▶ **HOW TO COMPLETE THIS TASK**
Within the material, how many of the lines include the word "低温中心母线"? State only that number.

▶ **EXERCISE DATA**
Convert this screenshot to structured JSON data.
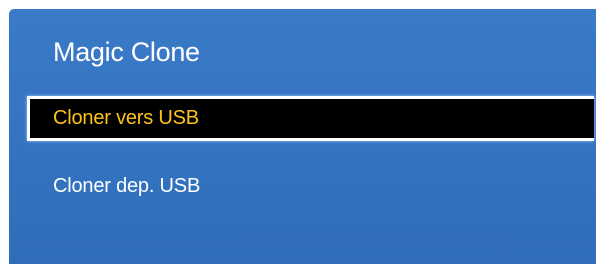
{
  "menu": {
    "title": "Magic Clone",
    "items": [
      {
        "label": "Cloner vers USB",
        "selected": true
      },
      {
        "label": "Cloner dep. USB",
        "selected": false
      }
    ]
  },
  "colors": {
    "panel_background": "#3575c3",
    "selected_background": "#000000",
    "selected_text": "#ffc21a",
    "text": "#ffffff"
  }
}
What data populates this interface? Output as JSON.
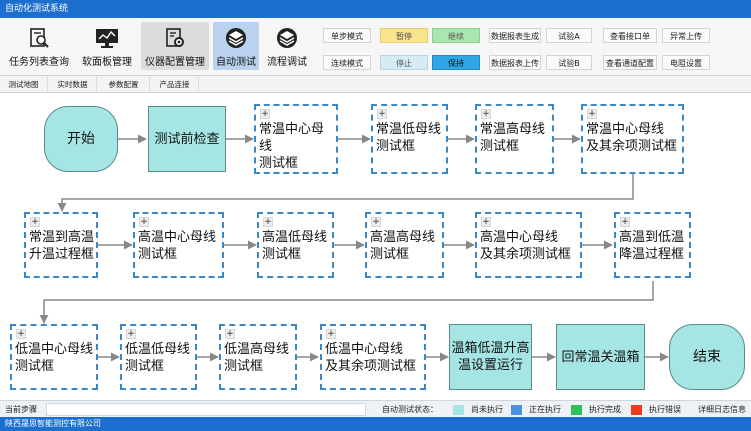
{
  "window": {
    "title": "自动化测试系统"
  },
  "ribbon": {
    "nav": [
      {
        "label": "任务列表查询",
        "icon": "magnifier-document-icon"
      },
      {
        "label": "软面板管理",
        "icon": "monitor-chart-icon"
      },
      {
        "label": "仪器配置管理",
        "icon": "settings-document-icon"
      },
      {
        "label": "自动测试",
        "icon": "layers-icon"
      },
      {
        "label": "流程调试",
        "icon": "layers-icon"
      }
    ],
    "buttons": {
      "single_step": "单步模式",
      "continuous": "连续模式",
      "pause": "暂停",
      "resume": "继续",
      "stop": "停止",
      "keep": "保持",
      "report_gen": "数据报表生成",
      "report_upload": "数据报表上传",
      "test_a": "试验A",
      "test_b": "试验B",
      "view_interface": "查看接口单",
      "view_channel": "查看通道配置",
      "abnormal_upload": "异常上传",
      "resistance": "电阻设置"
    },
    "colors": {
      "pause": "#f8e48a",
      "resume": "#a9e6b0",
      "stop": "#d6ecf5",
      "keep": "#2fa7e6"
    }
  },
  "tabs": [
    "测试地图",
    "实时数据",
    "参数配置",
    "产品连接"
  ],
  "flow": {
    "nodes": [
      {
        "text": "开始",
        "kind": "terminal"
      },
      {
        "text": "测试前检查",
        "kind": "step"
      },
      {
        "text": "常温中心母线\n测试框",
        "kind": "group"
      },
      {
        "text": "常温低母线\n测试框",
        "kind": "group"
      },
      {
        "text": "常温高母线\n测试框",
        "kind": "group"
      },
      {
        "text": "常温中心母线\n及其余项测试框",
        "kind": "group"
      },
      {
        "text": "常温到高温\n升温过程框",
        "kind": "group"
      },
      {
        "text": "高温中心母线\n测试框",
        "kind": "group"
      },
      {
        "text": "高温低母线\n测试框",
        "kind": "group"
      },
      {
        "text": "高温高母线\n测试框",
        "kind": "group"
      },
      {
        "text": "高温中心母线\n及其余项测试框",
        "kind": "group"
      },
      {
        "text": "高温到低温\n降温过程框",
        "kind": "group"
      },
      {
        "text": "低温中心母线\n测试框",
        "kind": "group"
      },
      {
        "text": "低温低母线\n测试框",
        "kind": "group"
      },
      {
        "text": "低温高母线\n测试框",
        "kind": "group"
      },
      {
        "text": "低温中心母线\n及其余项测试框",
        "kind": "group"
      },
      {
        "text": "温箱低温升高\n温设置运行",
        "kind": "step"
      },
      {
        "text": "回常温关温箱",
        "kind": "step"
      },
      {
        "text": "结束",
        "kind": "terminal"
      }
    ],
    "expand_symbol": "+",
    "colors": {
      "step_fill": "#a5e6e4",
      "group_border": "#3b87c8"
    }
  },
  "status": {
    "current_step_label": "当前步骤",
    "auto_state_label": "自动测试状态：",
    "legend": [
      {
        "label": "尚未执行",
        "color": "#a5e6e4"
      },
      {
        "label": "正在执行",
        "color": "#4a90e2"
      },
      {
        "label": "执行完成",
        "color": "#2ec05a"
      },
      {
        "label": "执行错误",
        "color": "#ee3b1c"
      }
    ],
    "log_link": "详细日志信息"
  },
  "footer": {
    "company": "陕西晟思智能测控有限公司"
  }
}
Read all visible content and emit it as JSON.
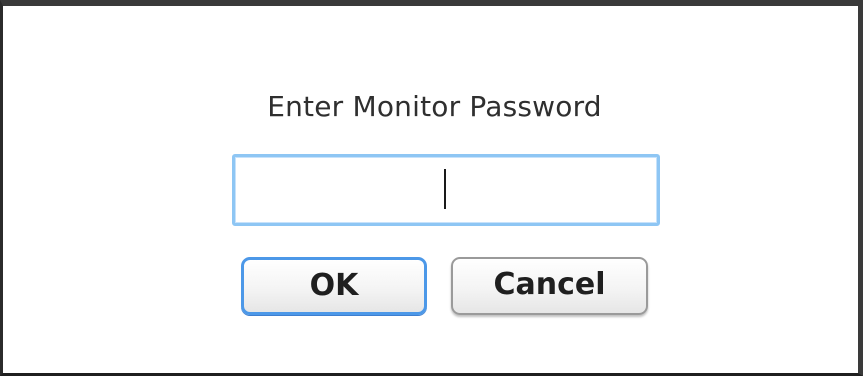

▶ **THE ANSWER**
2